==== Material shown ====
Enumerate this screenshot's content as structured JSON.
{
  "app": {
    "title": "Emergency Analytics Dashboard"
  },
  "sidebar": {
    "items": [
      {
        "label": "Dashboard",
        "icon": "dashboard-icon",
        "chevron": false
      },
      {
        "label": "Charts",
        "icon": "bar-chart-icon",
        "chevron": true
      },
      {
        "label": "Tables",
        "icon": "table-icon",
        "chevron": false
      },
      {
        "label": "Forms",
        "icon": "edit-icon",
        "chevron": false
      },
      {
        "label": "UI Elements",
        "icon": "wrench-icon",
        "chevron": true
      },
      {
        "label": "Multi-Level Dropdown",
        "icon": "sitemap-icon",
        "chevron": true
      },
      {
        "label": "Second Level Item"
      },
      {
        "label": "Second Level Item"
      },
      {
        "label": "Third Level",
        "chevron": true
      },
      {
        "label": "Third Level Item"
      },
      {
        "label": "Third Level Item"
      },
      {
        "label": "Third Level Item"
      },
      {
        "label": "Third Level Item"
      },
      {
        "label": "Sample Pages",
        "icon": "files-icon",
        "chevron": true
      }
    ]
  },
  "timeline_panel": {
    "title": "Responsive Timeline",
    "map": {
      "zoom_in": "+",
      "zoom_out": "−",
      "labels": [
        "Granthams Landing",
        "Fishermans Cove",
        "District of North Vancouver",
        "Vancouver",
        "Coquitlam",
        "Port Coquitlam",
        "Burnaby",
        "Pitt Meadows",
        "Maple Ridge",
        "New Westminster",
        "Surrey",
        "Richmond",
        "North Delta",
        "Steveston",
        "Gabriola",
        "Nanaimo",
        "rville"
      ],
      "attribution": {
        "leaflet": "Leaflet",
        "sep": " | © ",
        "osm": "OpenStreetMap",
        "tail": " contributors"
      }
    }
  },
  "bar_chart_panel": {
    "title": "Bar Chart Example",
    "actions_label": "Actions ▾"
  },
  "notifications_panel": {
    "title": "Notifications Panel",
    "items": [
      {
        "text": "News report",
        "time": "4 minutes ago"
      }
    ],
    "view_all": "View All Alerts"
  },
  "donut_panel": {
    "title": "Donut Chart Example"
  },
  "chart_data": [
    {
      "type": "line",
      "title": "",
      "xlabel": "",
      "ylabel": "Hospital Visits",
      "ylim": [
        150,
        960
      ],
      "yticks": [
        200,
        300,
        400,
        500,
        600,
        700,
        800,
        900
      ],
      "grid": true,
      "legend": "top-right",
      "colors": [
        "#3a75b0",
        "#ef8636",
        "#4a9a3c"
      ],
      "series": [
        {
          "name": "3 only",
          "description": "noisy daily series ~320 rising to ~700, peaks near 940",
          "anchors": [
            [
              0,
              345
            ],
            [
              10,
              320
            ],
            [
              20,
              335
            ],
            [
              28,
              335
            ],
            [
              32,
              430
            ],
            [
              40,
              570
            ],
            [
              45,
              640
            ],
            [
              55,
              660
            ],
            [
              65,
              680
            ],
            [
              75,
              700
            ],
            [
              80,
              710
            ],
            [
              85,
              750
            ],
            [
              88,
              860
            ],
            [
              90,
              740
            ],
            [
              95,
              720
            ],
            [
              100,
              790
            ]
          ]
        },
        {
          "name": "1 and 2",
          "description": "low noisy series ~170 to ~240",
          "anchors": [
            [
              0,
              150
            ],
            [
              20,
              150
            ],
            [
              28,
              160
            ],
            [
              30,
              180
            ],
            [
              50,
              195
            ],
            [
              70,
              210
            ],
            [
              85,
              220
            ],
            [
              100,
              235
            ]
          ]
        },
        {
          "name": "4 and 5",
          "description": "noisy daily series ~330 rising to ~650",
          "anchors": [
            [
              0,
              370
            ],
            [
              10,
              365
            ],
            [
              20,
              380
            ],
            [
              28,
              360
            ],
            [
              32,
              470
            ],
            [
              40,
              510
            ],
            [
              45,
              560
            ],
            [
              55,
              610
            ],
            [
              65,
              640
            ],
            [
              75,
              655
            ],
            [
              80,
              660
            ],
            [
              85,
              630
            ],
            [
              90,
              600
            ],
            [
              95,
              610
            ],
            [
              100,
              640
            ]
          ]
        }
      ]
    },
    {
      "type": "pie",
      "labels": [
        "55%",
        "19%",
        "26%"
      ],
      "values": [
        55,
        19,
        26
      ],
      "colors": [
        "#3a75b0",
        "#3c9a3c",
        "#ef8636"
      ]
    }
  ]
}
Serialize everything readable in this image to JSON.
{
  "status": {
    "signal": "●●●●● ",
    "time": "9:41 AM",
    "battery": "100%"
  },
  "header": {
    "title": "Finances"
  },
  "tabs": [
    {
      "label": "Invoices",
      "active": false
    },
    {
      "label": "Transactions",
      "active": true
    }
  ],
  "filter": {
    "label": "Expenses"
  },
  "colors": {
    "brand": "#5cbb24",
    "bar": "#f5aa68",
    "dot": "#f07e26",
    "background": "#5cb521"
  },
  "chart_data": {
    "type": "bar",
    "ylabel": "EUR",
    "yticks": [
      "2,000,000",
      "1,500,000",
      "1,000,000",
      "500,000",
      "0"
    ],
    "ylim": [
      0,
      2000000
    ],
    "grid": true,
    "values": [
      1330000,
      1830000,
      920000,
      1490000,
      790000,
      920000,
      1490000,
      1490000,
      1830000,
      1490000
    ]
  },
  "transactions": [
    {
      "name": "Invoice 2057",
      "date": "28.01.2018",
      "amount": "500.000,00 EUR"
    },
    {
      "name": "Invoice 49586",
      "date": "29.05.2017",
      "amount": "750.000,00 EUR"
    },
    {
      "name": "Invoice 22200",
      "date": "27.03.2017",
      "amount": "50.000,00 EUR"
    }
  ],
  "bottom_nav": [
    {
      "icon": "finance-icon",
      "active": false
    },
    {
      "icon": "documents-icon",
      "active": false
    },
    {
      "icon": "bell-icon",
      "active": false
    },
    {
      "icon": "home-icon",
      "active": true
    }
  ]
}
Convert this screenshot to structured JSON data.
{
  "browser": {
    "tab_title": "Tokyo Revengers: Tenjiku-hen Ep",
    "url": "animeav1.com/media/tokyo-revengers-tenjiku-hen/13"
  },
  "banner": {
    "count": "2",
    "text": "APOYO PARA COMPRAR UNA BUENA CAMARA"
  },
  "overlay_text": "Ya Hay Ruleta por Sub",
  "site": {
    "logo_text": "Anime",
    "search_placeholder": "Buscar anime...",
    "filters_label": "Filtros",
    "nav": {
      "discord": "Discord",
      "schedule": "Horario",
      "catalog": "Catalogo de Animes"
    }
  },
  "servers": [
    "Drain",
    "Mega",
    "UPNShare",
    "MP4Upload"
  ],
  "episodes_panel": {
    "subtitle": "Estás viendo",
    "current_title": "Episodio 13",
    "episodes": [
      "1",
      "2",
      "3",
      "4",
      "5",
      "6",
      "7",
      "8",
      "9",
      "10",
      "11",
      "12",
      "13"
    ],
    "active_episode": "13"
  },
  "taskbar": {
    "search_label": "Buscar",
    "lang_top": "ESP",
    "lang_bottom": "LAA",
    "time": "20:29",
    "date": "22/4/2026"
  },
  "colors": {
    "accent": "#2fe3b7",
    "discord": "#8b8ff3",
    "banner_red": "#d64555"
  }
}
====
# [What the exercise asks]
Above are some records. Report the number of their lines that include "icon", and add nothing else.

# [Response]
11